I just went to a regional conference this weekend – how thoroughly disappointing and frustrating. As expected, there were no workshops even remotely dealing with CI. One particular presenter was talking about using UbD to teach culture to 7th grade (1st year) French students. The whole project was in English and when I asked her if this was solely for our benefit as there were teachers of other languages attending her session, she seemed baffled and said that at that level you HAVE to do all that in English as they wouldn’t understand anything yet. What is the point????? Then don’t do something like that if you think the kids don’t have enough language to complete this kind of assignment. What a complete waste of class time.
A lot of the other workshops were highly technology driven and presented by business people (not of the language teaching profession) who were not able to connect the various applications to classroom use.
What a let-down!
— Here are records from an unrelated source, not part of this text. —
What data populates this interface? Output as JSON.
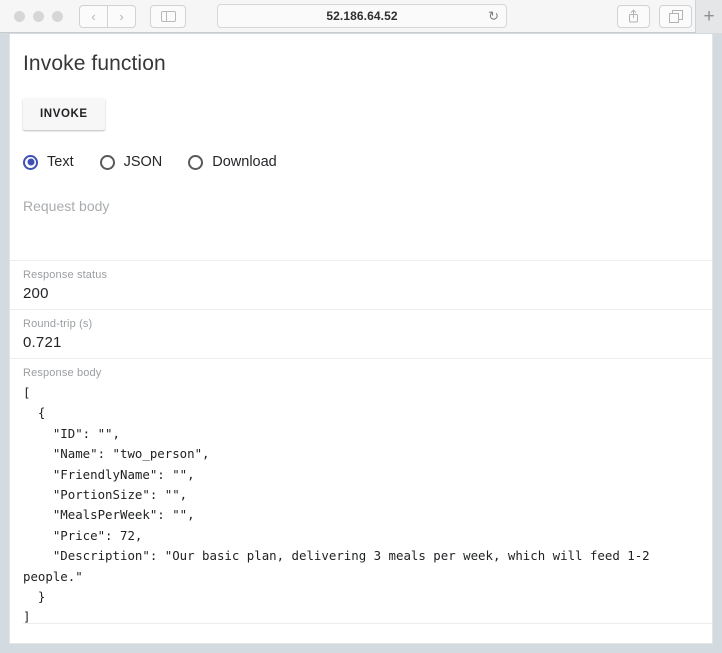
{
  "browser": {
    "traffic_lights": [
      "close",
      "minimize",
      "maximize"
    ],
    "back_icon": "‹",
    "forward_icon": "›",
    "sidebar_icon": "sidebar-toggle",
    "url": "52.186.64.52",
    "reload_icon": "↻",
    "share_icon": "share",
    "tabs_icon": "tab-overview",
    "new_tab_label": "+"
  },
  "page": {
    "title": "Invoke function",
    "invoke_label": "INVOKE",
    "output_modes": [
      {
        "label": "Text",
        "selected": true
      },
      {
        "label": "JSON",
        "selected": false
      },
      {
        "label": "Download",
        "selected": false
      }
    ],
    "request_body_placeholder": "Request body",
    "request_body_value": "",
    "response_status_label": "Response status",
    "response_status_value": "200",
    "round_trip_label": "Round-trip (s)",
    "round_trip_value": "0.721",
    "response_body_label": "Response body",
    "response_body_text": "[\n  {\n    \"ID\": \"\",\n    \"Name\": \"two_person\",\n    \"FriendlyName\": \"\",\n    \"PortionSize\": \"\",\n    \"MealsPerWeek\": \"\",\n    \"Price\": 72,\n    \"Description\": \"Our basic plan, delivering 3 meals per week, which will feed 1-2 people.\"\n  }\n]"
  },
  "colors": {
    "accent": "#3f51b5",
    "text": "#232427",
    "muted": "#9b9ea1",
    "divider": "#eceded"
  }
}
Hopefully, there will be something resembling CI/TPRS in upcoming conferences in the NY area sometime soon. Our district had to tighten the belt considerably (just like the rest of the country, I suppose) and they started by cutting professional development opportunities. So, traveling across the country for a conference (no matter how beneficial) is just not in the picture right now.
Here is the info I have:
Dale Crum: Classroom Management Strategies for New Teachers
Leslie Davison: Six to Sixteen-All are Preschoolers in a Second Language
Kristy Placido: Bridging the Path to Authentic Texts
Mira Canion: 7 Irresistible Activities that Connect Teens with Reading
Noah Geisel: 21st Century Toolbox for Personalizing Language Instruction
Carol Gaab: “P” Stands for Powerful- 7 P’s for Success in the Language Classroom
Bryce Hedstrom: Stories Worth Retelling- How to teach with Legends
Dr. Frederique Grim: ACTFL Research
Four of those have next to nothing to do with CI. The other four do. Thanks Kelly.
I know. Bryce suggested these 8 presenters as he believed that the individuals are at least supportive of a CI approach. The titles of the classes don’t necessarily seem to have much to do with it, but I am still anxious to see what they have to offer. I’ll let you know if I hear anything worthwhile.
I may see you over there but I’m just going to hang out with Carol and Diana and Bryce unless they kick me out.